Extracted records
■ ■ ■ ■ ■ ■ ■

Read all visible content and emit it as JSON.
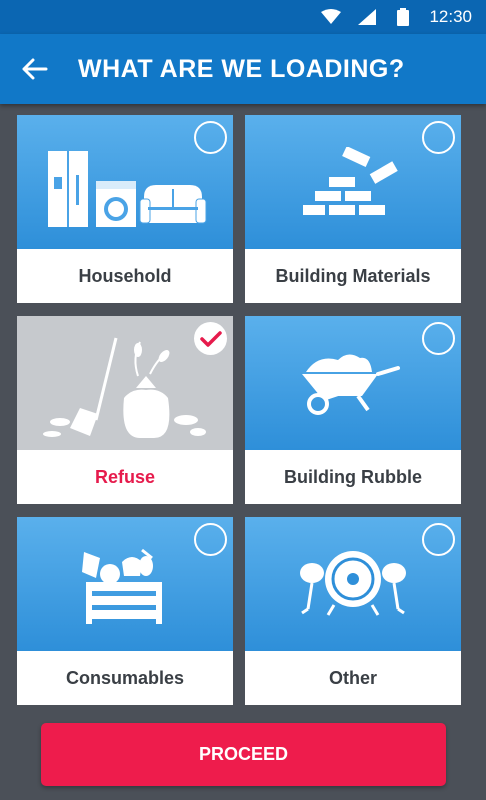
{
  "status_bar": {
    "time": "12:30",
    "icons": [
      "wifi-icon",
      "signal-icon",
      "battery-icon"
    ]
  },
  "header": {
    "title": "WHAT ARE WE LOADING?",
    "back_icon": "arrow-left-icon"
  },
  "categories": [
    {
      "label": "Household",
      "icon": "household-appliances-icon",
      "selected": false
    },
    {
      "label": "Building Materials",
      "icon": "bricks-icon",
      "selected": false
    },
    {
      "label": "Refuse",
      "icon": "garden-waste-bag-icon",
      "selected": true
    },
    {
      "label": "Building Rubble",
      "icon": "wheelbarrow-icon",
      "selected": false
    },
    {
      "label": "Consumables",
      "icon": "produce-crate-icon",
      "selected": false
    },
    {
      "label": "Other",
      "icon": "drum-kit-icon",
      "selected": false
    }
  ],
  "footer": {
    "proceed_label": "PROCEED"
  },
  "colors": {
    "primary": "#1178c8",
    "accent": "#ee1c4c",
    "background": "#4b5058"
  }
}
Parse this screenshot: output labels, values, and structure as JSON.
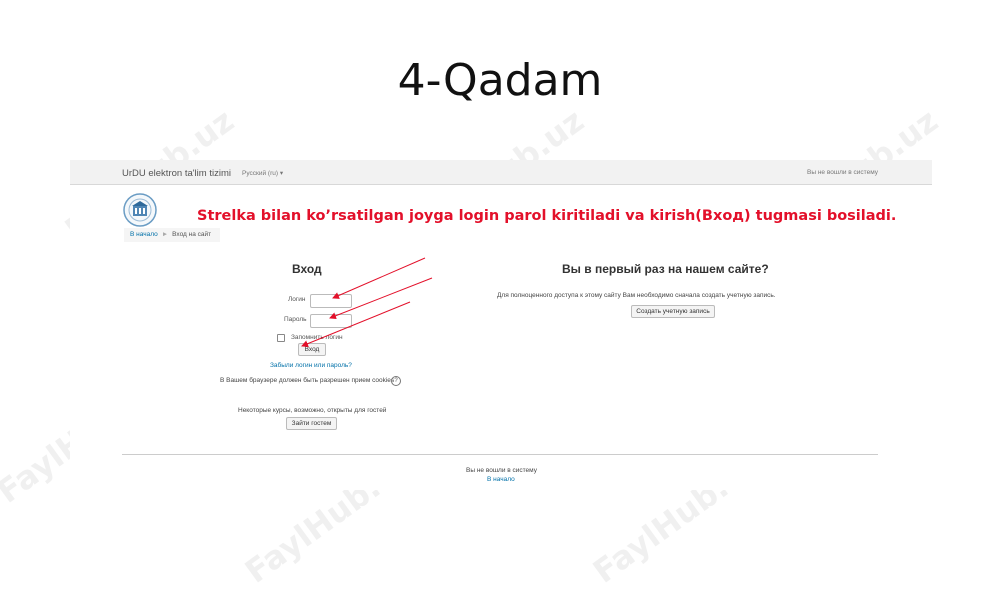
{
  "slide": {
    "title": "4-Qadam"
  },
  "watermark": "FaylHub.uz",
  "annotation": "Strelka bilan ko’rsatilgan joyga login parol kiritiladi va kirish(Вход) tugmasi bosiladi.",
  "navbar": {
    "brand": "UrDU elektron ta'lim tizimi",
    "language": "Русский (ru) ▾",
    "login_status": "Вы не вошли в систему"
  },
  "breadcrumb": {
    "home": "В начало",
    "separator": "►",
    "current": "Вход на сайт"
  },
  "login": {
    "heading": "Вход",
    "username_label": "Логин",
    "password_label": "Пароль",
    "remember_label": "Запомнить логин",
    "submit_label": "Вход",
    "forgot_link": "Забыли логин или пароль?",
    "cookies_note": "В Вашем браузере должен быть разрешен прием cookies",
    "guest_note": "Некоторые курсы, возможно, открыты для гостей",
    "guest_button": "Зайти гостем"
  },
  "signup": {
    "heading": "Вы в первый раз на нашем сайте?",
    "description": "Для полноценного доступа к этому сайту Вам необходимо сначала создать учетную запись.",
    "button": "Создать учетную запись"
  },
  "footer": {
    "status": "Вы не вошли в систему",
    "home_link": "В начало"
  },
  "colors": {
    "annotation": "#e3102a",
    "link": "#0070a8",
    "arrow": "#e3102a"
  }
}
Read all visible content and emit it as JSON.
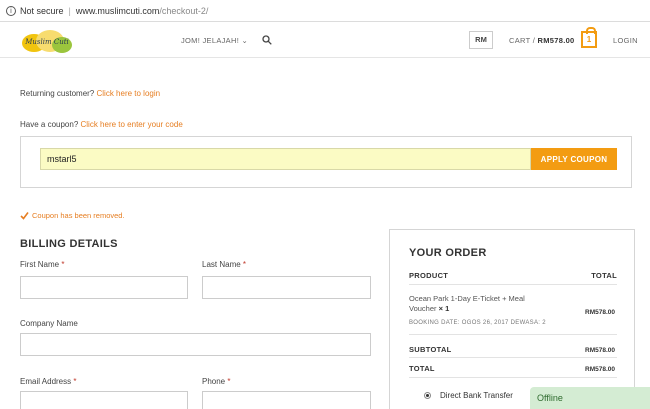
{
  "browser": {
    "security_label": "Not secure",
    "url_host": "www.muslimcuti.com",
    "url_path": "/checkout-2/"
  },
  "header": {
    "logo_text": "Muslim Cuti",
    "nav_item": "JOM! JELAJAH!",
    "nav_chevron": "⌄",
    "currency": "RM",
    "cart_label": "CART /",
    "cart_total": "RM578.00",
    "cart_count": "1",
    "login": "LOGIN"
  },
  "notices": {
    "returning_text": "Returning customer?",
    "returning_link": "Click here to login",
    "coupon_text": "Have a coupon?",
    "coupon_link": "Click here to enter your code"
  },
  "coupon": {
    "value": "mstarl5",
    "button": "APPLY COUPON"
  },
  "message": {
    "removed": "Coupon has been removed."
  },
  "billing": {
    "title": "BILLING DETAILS",
    "first_name": "First Name",
    "last_name": "Last Name",
    "company": "Company Name",
    "email": "Email Address",
    "phone": "Phone",
    "required_mark": "*"
  },
  "order": {
    "title": "YOUR ORDER",
    "col_product": "PRODUCT",
    "col_total": "TOTAL",
    "item_name": "Ocean Park 1-Day E-Ticket + Meal Voucher",
    "item_qty": "× 1",
    "item_meta_date_label": "BOOKING DATE:",
    "item_meta_date": "OGOS 26, 2017",
    "item_meta_adult_label": "DEWASA:",
    "item_meta_adult": "2",
    "item_price": "RM578.00",
    "subtotal_label": "SUBTOTAL",
    "subtotal": "RM578.00",
    "total_label": "TOTAL",
    "total": "RM578.00",
    "payment_method": "Direct Bank Transfer"
  },
  "chat": {
    "status": "Offline"
  },
  "colors": {
    "accent": "#f39c12",
    "link": "#e67e22",
    "coupon_field_bg": "#fbfbc4",
    "chat_bg": "#d4ecd3"
  }
}
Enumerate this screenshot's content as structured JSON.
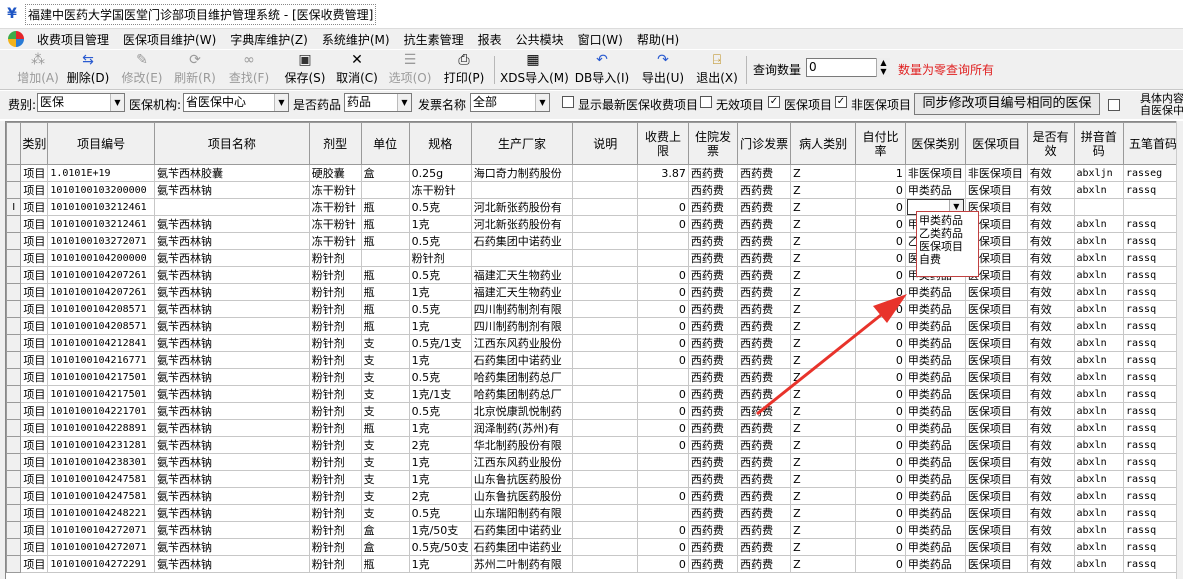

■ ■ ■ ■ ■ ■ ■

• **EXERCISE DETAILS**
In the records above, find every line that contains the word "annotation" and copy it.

• **SOLUTION TO THIS TASK**
  "annotation": "Strelka bilan ko’rsatilgan joyga login parol kiritiladi va kirish(Вход) tugmasi bosiladi.",
    "annotation": "#e3102a",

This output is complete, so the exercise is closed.